  • Riding the metro can often feel like your a sardine in a giant moving tin can at times. You’re so packed in that you can hardly move, so now it’s more important than ever to have your guard up and make sure your bags are close to you (I suggest avoiding backpacks if possible as they will make you look more like a tourist… just as speaking English loudly will also draw attention). There’s one scam I’ve heard of where a family with young kids will come on the metro. The children are actually trained pickpockets and in France they are too young to be prosecuted, so even if they steal from you, there’s nothing to be done about it. It’s nothing scary, but just good to be aware of.
  • There are musicians and performers all over the streets of Paris and in the metro. Be careful if you are getting money out, or better yet, keep small change in your pocket so it’s easily accessible.
  • I admit I walk alone at night a lot, but I’ve never felt threatened. Sometimes you may just need to zig-zag across the street if you ever feel uncomfortable. But of places to be avoided at night, Chatelet Les Halles and parts of Montmartre top the list.

[Paris Practique is a series designed to provide helpful hints for your next trip to Paris. Click here for past editions, or see the full list on the column on the right]


  • nice blog posting. You observed everything very minutely, thats really good…the article will surely helpful for the travelers..

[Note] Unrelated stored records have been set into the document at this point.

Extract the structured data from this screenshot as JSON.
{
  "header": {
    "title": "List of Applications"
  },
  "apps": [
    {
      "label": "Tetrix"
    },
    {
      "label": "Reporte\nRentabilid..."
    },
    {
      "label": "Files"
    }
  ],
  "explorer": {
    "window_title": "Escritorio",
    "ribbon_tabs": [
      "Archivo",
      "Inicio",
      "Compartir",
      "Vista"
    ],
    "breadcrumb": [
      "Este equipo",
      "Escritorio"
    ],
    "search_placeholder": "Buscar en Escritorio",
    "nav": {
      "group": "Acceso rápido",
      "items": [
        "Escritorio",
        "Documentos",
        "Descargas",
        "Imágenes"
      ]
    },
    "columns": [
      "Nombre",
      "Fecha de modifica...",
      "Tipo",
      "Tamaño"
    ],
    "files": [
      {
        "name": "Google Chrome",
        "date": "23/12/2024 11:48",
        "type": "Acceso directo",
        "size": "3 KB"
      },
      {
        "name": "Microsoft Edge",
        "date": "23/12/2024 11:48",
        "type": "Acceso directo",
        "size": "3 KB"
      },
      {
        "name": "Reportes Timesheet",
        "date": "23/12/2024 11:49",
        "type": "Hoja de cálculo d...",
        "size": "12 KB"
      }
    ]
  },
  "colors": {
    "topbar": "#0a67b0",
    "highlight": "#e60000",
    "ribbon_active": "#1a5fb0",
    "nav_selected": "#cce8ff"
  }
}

  • Good post…and pretty true. It’s important to remain vigilant just as you would in any big city.
    I’ll be sharing this one with our students coming over this summer!

  • Thank you. I think too many people wear rose colored glasses when it comes to European cities. You wouldn’t wander around NYC with a wad of cash hanging out your pocket. Excellent advice for all destinations!

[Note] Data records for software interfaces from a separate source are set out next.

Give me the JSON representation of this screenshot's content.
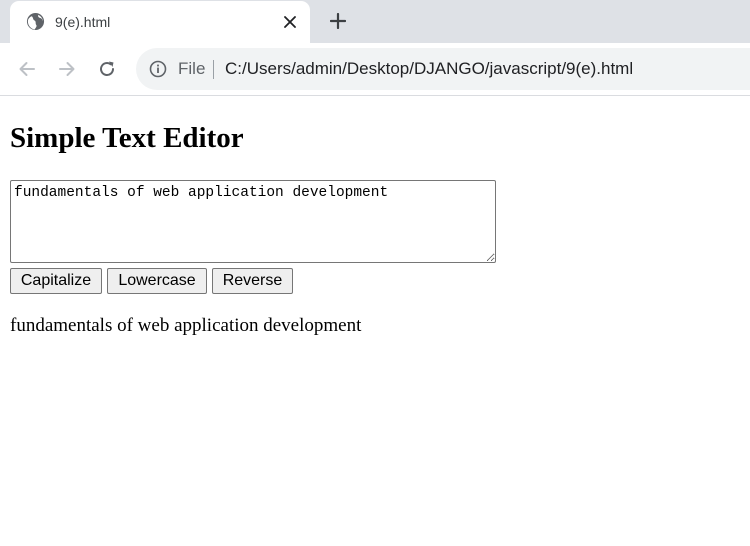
{
  "browser": {
    "tab": {
      "title": "9(e).html",
      "favicon_icon": "globe-icon",
      "close_icon": "close-icon"
    },
    "new_tab_icon": "plus-icon",
    "nav": {
      "back_icon": "arrow-left-icon",
      "forward_icon": "arrow-right-icon",
      "reload_icon": "reload-icon"
    },
    "address_bar": {
      "info_icon": "info-icon",
      "scheme": "File",
      "url": "C:/Users/admin/Desktop/DJANGO/javascript/9(e).html"
    }
  },
  "page": {
    "title": "Simple Text Editor",
    "editor": {
      "value": "fundamentals of web application development"
    },
    "buttons": {
      "capitalize": "Capitalize",
      "lowercase": "Lowercase",
      "reverse": "Reverse"
    },
    "output": "fundamentals of web application development"
  },
  "colors": {
    "tabstrip_bg": "#dee1e6",
    "omnibox_bg": "#f1f3f4",
    "button_bg": "#efefef",
    "icon_gray": "#5f6368"
  }
}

  • I’ve been in Paris for almost 2 weeks now and have already learned the “Paris bitch face.” It’s a must! Also, I was approached as I was reading in the courtyard of Le Louvre by a child asking if I spoke English and wanting money. I told her “Allez!” Life is definitely interesting here. I’m here to study French for 6 weeks and am loving it, but am wary at all times. Thanks for your blog post – it is good information!

  • Great post…someone tried the gold ring trick on us…did not work…way too big for most people’s fingers and no markings, definitely suspicious! Every city seems to have its own scams

  • Perfecting my “Paris bitch face” was one of the best things I’ve ever done! It’s so useful for so many situations no matter where you are in the world.

    Thanks for the Paris tips too!

  • after spending our first weekend in france alone with our host families, we were so happy to be reunited with our friends that we were speaking english outside notre dame, but we told off the gypsy woman with a “non, desole.” hahah it was awesome.

  • i agree with the advice given here, i think the important thing is to remain vigilant and just use some common sense and don’t be afraid to talk to local Parisians, as obviously the majority are really welcoming.

  • Living in Paris, i’m used to the ring scam but was suprised to have it practiced on me in Indonesia.
    Didnt fell for it, of course and my usual Paris Bitch Face i wear all the time got rid of the bugger but it was quite a shock for me.
    And my girlfriend didnt understand at the time why i act so seemingly rude to the scammer so i had to explain it to her. Although she was a local, she had no idea of this scam.

Leave a Reply

Your email address will not be published. Required fields are marked *